This Australian judgment considered whether the insurer could correctly rely on a number of exclusions to a claim by its insured for cover under the liability section of the policy.
The policy used two composite formulations to connote the requisite relationship between the liability and the exclusion.
The first formulation excluded liability “arising from, or in connection with, directly or indirectly”, and the second, “arising directly or indirectly from or in any way connected with”.
The insurer bears the onus of proving the qualification or limitation of cover and argued that both limbs of each formulation were engaged.
The court said that the relational terms “arising out of” and “in connection with” are each ambulatory terms, the construction of which does not involve the resolution of ambiguity, but, rather, an analysis that takes into account the context and purpose.
On the terms used, the words “arising from” where the narrowest. They connate a causal relationship, albeit a less proximate relationship than would be connoted by the words “caused by”.

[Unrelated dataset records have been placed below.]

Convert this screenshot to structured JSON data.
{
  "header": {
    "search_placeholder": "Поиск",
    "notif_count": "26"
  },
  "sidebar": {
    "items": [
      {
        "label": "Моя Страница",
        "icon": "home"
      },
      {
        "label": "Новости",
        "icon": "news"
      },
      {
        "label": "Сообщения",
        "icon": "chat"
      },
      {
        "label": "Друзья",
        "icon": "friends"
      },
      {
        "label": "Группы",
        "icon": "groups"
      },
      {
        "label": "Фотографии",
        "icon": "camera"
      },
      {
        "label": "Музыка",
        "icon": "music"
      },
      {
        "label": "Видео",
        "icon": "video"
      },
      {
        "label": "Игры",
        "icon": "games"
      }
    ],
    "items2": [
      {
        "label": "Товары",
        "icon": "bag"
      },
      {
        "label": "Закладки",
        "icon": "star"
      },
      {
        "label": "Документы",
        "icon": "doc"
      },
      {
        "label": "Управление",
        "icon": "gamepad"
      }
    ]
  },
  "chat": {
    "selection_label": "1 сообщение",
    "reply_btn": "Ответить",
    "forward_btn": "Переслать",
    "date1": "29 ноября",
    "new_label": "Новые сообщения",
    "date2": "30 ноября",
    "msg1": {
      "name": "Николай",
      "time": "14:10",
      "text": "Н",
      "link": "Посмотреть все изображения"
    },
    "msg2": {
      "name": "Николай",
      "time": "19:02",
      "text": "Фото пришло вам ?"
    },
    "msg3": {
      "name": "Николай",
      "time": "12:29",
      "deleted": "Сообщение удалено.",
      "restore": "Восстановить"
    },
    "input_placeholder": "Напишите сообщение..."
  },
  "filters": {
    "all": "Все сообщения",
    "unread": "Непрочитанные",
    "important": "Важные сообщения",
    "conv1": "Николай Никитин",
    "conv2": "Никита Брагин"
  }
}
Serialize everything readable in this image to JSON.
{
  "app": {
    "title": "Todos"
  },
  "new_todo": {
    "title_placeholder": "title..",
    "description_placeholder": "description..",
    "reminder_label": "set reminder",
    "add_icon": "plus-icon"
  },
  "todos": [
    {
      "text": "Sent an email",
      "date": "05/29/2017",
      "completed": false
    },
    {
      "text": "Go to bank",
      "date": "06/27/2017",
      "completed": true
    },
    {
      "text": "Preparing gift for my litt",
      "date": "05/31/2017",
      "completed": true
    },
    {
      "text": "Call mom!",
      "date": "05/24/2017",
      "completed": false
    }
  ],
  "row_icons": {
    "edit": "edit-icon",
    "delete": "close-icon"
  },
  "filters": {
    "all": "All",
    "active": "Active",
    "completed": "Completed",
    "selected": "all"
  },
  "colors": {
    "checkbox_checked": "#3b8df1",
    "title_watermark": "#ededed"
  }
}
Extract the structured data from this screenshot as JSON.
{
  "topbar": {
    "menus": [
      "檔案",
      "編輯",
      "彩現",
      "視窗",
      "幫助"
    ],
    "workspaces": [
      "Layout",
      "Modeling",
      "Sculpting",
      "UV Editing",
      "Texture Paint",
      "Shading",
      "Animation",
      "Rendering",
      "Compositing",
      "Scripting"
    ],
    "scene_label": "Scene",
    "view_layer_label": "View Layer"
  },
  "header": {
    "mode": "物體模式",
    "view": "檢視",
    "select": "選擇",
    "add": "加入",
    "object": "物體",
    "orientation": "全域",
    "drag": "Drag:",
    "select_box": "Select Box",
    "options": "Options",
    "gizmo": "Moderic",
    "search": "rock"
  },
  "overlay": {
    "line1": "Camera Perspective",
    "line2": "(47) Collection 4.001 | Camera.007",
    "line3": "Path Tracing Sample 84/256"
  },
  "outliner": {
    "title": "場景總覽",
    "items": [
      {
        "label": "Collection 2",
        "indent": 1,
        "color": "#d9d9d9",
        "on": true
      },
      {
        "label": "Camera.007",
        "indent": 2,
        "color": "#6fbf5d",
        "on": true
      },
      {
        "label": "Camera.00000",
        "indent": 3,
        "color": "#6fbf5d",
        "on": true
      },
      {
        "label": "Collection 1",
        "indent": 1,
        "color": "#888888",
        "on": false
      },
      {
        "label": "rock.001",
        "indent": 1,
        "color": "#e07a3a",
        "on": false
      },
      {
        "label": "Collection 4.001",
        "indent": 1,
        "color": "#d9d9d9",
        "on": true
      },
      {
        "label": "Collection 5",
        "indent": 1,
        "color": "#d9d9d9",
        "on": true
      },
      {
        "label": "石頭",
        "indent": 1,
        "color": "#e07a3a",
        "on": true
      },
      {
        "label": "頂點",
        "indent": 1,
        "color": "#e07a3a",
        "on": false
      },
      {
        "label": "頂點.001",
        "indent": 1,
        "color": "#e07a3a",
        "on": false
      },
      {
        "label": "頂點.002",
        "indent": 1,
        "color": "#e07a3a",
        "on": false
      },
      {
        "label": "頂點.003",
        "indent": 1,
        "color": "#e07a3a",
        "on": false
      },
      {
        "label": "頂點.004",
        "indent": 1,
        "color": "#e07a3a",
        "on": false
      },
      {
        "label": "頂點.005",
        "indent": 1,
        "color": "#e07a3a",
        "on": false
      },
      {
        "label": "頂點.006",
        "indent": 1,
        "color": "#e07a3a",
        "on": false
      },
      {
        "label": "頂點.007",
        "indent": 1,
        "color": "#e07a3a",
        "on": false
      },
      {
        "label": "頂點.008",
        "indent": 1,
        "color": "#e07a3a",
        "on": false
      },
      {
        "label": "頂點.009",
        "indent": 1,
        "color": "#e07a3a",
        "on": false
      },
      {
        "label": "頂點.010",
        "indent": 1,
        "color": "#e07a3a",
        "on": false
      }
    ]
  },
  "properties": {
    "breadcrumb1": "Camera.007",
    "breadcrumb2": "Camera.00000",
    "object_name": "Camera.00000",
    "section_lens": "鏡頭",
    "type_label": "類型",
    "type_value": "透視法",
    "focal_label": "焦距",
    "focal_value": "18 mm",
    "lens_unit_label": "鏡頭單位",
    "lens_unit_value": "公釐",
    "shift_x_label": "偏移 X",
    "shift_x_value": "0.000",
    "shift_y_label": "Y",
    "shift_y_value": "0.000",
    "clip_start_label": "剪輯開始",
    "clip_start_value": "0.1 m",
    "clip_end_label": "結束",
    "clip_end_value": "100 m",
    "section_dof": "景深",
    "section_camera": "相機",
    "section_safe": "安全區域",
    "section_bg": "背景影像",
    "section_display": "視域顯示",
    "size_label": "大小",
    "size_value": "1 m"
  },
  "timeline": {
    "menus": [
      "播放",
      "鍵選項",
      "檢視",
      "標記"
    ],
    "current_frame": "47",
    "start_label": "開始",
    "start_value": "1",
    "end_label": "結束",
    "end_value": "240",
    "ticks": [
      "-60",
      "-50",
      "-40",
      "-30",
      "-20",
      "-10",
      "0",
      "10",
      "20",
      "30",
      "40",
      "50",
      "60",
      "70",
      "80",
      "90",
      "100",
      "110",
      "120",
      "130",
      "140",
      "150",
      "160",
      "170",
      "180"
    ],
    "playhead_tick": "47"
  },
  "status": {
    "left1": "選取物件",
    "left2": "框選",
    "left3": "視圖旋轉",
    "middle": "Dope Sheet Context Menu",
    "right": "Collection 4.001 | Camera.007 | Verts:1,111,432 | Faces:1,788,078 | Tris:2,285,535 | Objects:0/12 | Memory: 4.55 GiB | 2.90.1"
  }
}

The court said that the addition of the second formulation of the words “directly or indirectly” makes clear that an indirect causal or consequential relationship will be sufficient to bring the two concepts into the requisite relationship for the exclusion to apply. The degree of proximity may be greater, but a causal connection is nevertheless still required.
The words “in connection with directly or indirectly” or “in any way connected with” posed a different construction question. The words “in connection with” and their cognates also deal with wide connections. A broad connection, not necessarily casual, is generally sufficient.
As a matter of construction, a degree of connection must be determined by the context.
The words “directly or indirectly” in the first formulation and the words “in any way” in the second formulation must, as a matter of construction, said the court have some work to do. They each widen the potential ambit of the relevant connection such that the requisite degree of proximity is greater than it otherwise would be. They cannot, however, said the court, extend the ambit beyond that which the language of the policy can bear. Ultimately that becomes an evaluative question.